Up until the turn-around point the weather was holding up nicely and at times I was actually cursing for being dressed too warmly. The sun partially came through making two layers of clothing too many. I was seriously overheating.
Watering stations were spaced about 5km apart, supplying only water. For a big event such as this, one would expect an energy drink of sorts, as is often the case at the bigger races. Fortunately we were armed with jelly babies to keep our sugar levels intact. The water table shortly before the turn-around point was such a welcome jollification with friendly helpers, cracking jokes and lifting spirits all round. Good on them – I’m sure a lot of runners appreciated their effort.
The return half of the loop included a little off-road section (parallel to the SH1 section, but next to the lake) where the weather really turned nasty.
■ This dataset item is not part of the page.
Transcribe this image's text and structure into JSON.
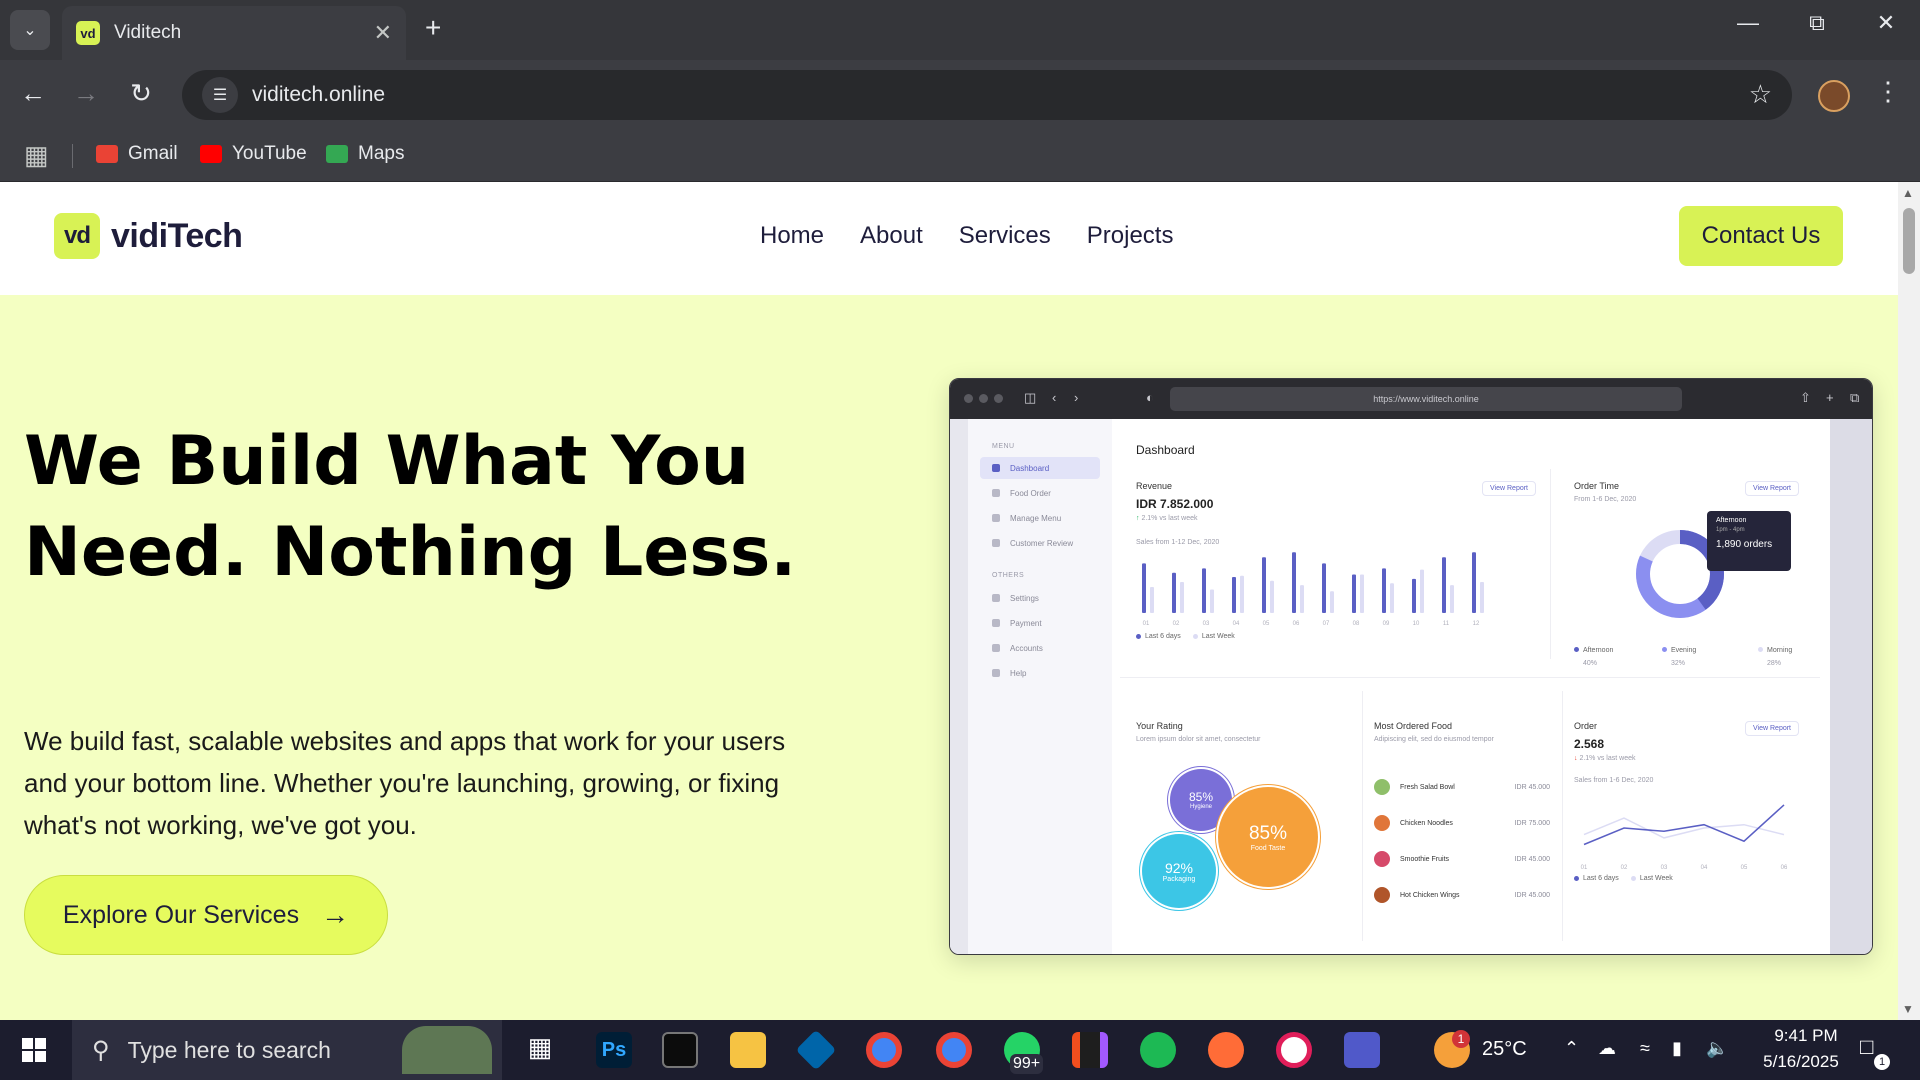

It started to rain lightly while a cold wind was picking up. And suddenly all thoughts of too much clothes were gone. I was seriously cooling down, cursing again for not bringing gloves and a beanie with!
Never a dull moment with New Zealand weather. I tried to go as fast as I could but having a bit of an issue with wind (where does this come from?), I found myself quickly very stressed, hyper-ventilated and out of breath. I’ve realized that it is the wind blowing in my face that effects my the worst – it feels like it literally “takes my breath away”.
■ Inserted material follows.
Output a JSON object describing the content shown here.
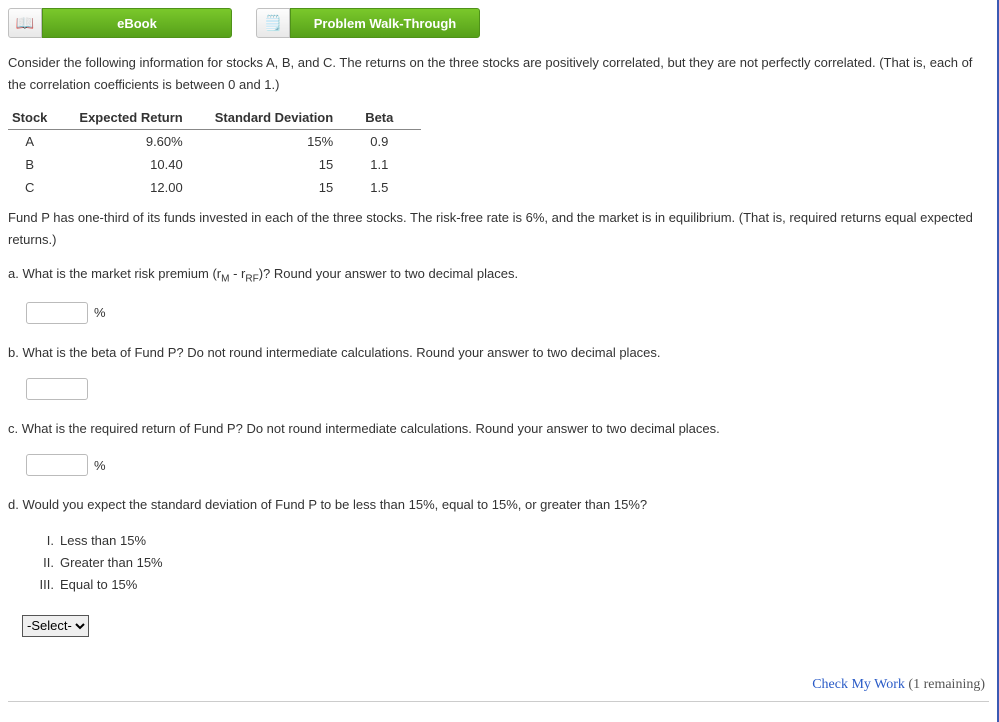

After what felt like miles and miles, we reached the walkway (Lions Walk?) with some bushes and overgrowth on both sides of the road providing some much appreciated shelter for bits. It was unfortunately short lived and we were exposed again to more wind and rain, and temperatures dropped considerably.
From around the 15km mark, we knew that we had to rely on “leg memory”, not having done our homework. It was cold and wet and I could feel my ITB starting to act up again, which had me very worried at times. But the end was in sight and the promise of soup and a roll at the finish kept me going!
The wind was still quite strong, but more from the side, while the rain was also picking up. It was uncomfortably cold being wet to the bone. Lots of supporters were on the route with kids that held up banners reading “Go Mum!” etc. At some point we passed a water table with a sign saying “Linda’s water table” and on the little camping table were two bottles of wine and two glasses. You can’t help but smiling, forgetting all about your own pain.
At last we reached the “one kilometer to go” sign and with a nasty little uphill shortly before the finish, we still managed a 2:12:59 for the course. Giant choc-marshmallow fish (and this is no tall story!) were handed out at the finish, while we also received an energy drink.
Being soaking wet by now, the continued rain became less of an issue. The wind and cold was another story though. We headed to the Great Lake Centre for a choice of mushroom or pumpkin soup with a roll, and we both opted for the pumpkin. Absolute heaven!
A huge event, well organized, and we learned during the awards (which happened outside in the cold and rain! with hundreds of people attending), that the oldest finisher was 82, while the youngest was 8. Another impressive stat was that a 75 year old lady completed her very first half marathon event ever! Imagine that.
Congratulations to Henriette on her first half marathon! And thanks to both her and Des for making the outing. It was great having some friends joining us for a run.
The only question that remains: will I be able to manage another 21km in a week’s time?